YOUR INSTRUCTIONS:
If a line in the data below contains the word "Views", copy it out.
Start of Block
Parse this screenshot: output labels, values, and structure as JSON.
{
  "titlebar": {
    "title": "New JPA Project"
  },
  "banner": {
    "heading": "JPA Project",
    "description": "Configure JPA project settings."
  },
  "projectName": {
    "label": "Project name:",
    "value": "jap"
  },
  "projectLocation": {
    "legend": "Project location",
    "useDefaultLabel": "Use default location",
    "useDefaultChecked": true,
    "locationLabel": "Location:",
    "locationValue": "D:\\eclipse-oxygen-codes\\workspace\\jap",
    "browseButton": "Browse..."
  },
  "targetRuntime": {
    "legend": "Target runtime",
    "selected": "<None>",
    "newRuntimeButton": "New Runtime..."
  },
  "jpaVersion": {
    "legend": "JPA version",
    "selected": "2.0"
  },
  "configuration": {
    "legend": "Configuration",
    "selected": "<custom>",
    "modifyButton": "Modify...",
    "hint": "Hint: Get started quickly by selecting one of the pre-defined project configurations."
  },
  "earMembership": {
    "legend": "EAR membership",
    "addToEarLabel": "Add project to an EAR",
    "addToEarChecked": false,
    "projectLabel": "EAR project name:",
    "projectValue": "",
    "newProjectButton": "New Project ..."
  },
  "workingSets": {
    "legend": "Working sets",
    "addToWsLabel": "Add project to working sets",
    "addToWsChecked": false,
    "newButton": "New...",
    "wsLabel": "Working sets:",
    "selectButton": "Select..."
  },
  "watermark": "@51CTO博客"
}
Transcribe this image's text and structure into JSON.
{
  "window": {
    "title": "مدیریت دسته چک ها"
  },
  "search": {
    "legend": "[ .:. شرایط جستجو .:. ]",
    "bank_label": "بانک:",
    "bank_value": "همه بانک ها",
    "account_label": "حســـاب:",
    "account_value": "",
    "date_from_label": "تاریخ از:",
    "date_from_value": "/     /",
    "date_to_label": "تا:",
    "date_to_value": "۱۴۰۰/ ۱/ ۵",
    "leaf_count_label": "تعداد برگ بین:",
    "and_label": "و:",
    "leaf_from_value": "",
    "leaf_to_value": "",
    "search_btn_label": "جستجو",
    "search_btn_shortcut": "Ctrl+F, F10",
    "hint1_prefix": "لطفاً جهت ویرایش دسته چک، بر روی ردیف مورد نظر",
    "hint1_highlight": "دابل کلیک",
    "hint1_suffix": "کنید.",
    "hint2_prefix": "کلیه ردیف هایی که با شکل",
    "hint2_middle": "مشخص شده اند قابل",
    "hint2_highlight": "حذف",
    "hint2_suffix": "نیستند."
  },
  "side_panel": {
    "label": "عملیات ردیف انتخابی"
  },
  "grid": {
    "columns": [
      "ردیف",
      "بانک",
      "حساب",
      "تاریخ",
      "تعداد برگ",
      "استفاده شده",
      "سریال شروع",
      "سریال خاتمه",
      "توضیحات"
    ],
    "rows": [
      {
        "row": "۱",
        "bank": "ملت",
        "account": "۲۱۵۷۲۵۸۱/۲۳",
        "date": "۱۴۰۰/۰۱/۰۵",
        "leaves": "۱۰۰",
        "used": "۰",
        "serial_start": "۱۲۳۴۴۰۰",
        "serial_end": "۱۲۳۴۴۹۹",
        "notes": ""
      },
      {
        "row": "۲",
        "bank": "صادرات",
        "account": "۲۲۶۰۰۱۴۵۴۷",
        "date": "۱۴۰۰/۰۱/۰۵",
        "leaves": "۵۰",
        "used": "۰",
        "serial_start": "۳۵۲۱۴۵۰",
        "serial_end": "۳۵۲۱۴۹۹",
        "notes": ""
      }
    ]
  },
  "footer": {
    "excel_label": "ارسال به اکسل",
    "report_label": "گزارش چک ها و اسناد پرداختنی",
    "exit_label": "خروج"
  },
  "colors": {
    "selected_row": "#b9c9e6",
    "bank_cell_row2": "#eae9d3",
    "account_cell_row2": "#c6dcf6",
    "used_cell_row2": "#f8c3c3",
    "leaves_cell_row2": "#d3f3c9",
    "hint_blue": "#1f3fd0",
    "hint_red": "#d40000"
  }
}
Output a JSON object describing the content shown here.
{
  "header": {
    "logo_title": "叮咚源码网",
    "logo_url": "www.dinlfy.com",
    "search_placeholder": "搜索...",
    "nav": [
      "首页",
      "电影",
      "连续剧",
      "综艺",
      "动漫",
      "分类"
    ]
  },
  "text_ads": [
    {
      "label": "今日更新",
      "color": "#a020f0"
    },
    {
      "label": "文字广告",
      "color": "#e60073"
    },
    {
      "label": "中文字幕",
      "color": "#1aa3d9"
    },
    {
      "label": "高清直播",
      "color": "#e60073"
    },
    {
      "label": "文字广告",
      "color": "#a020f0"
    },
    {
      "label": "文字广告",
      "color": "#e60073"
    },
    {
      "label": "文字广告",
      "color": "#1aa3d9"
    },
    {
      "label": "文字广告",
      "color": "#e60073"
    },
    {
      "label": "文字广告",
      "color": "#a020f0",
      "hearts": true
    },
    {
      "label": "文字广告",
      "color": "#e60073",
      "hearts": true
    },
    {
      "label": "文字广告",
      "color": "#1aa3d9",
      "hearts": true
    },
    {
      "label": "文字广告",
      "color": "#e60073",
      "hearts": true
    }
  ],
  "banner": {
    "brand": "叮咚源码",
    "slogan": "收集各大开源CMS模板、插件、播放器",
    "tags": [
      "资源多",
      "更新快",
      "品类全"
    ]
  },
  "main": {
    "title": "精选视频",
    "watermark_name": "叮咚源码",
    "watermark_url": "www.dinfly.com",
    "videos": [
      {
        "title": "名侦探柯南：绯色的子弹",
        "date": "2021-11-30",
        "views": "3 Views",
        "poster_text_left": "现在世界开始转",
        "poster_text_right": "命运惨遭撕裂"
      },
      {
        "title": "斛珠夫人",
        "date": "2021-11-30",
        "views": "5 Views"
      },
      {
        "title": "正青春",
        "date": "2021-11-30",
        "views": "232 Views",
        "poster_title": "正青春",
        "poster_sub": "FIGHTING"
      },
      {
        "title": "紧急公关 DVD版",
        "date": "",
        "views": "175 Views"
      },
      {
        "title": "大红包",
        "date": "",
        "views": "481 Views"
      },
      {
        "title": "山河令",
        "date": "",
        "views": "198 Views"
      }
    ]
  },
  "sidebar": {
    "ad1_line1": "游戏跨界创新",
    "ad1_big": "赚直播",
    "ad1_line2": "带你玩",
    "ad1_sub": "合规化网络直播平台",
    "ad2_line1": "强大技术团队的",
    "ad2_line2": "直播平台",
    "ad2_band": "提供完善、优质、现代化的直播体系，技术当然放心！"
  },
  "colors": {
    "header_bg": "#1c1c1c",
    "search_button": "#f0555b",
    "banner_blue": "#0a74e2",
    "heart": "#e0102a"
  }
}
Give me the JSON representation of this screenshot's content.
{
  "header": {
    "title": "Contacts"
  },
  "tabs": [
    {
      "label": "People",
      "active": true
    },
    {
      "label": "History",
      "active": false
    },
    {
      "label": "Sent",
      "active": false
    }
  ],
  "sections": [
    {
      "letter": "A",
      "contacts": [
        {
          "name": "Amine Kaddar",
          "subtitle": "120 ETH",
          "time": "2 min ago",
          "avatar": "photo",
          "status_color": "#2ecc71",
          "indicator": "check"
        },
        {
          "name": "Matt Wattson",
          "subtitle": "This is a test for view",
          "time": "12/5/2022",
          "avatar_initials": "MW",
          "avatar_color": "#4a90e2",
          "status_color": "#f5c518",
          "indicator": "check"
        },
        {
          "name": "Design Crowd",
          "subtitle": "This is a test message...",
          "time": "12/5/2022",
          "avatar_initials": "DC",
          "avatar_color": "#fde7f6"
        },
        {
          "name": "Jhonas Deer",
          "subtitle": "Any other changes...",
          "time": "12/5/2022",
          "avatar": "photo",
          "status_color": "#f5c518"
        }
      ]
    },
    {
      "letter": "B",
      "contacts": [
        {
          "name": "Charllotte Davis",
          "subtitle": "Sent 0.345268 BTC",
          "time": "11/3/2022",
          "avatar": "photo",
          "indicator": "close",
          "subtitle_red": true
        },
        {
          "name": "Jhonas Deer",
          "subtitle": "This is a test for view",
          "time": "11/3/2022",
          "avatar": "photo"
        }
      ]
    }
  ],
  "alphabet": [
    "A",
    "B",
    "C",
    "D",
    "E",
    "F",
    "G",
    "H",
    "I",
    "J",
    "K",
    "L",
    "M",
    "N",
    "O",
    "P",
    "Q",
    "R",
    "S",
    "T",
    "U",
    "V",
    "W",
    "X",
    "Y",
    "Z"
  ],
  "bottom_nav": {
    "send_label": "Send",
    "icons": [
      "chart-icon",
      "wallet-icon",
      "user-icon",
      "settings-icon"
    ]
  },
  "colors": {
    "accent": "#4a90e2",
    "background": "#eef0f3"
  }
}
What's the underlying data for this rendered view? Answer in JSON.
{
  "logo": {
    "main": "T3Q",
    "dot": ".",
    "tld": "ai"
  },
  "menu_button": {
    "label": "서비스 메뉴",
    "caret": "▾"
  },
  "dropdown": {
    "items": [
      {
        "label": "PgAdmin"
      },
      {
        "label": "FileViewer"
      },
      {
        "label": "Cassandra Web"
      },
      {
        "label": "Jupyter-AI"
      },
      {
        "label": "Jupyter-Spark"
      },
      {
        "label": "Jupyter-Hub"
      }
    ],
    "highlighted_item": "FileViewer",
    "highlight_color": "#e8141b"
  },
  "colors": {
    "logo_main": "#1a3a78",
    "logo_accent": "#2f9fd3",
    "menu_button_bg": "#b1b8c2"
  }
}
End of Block
EXERCISE ANSWER:
        "views": "3 Views",
        "views": "5 Views"
        "views": "232 Views",
        "views": "175 Views"
        "views": "481 Views"
        "views": "198 Views"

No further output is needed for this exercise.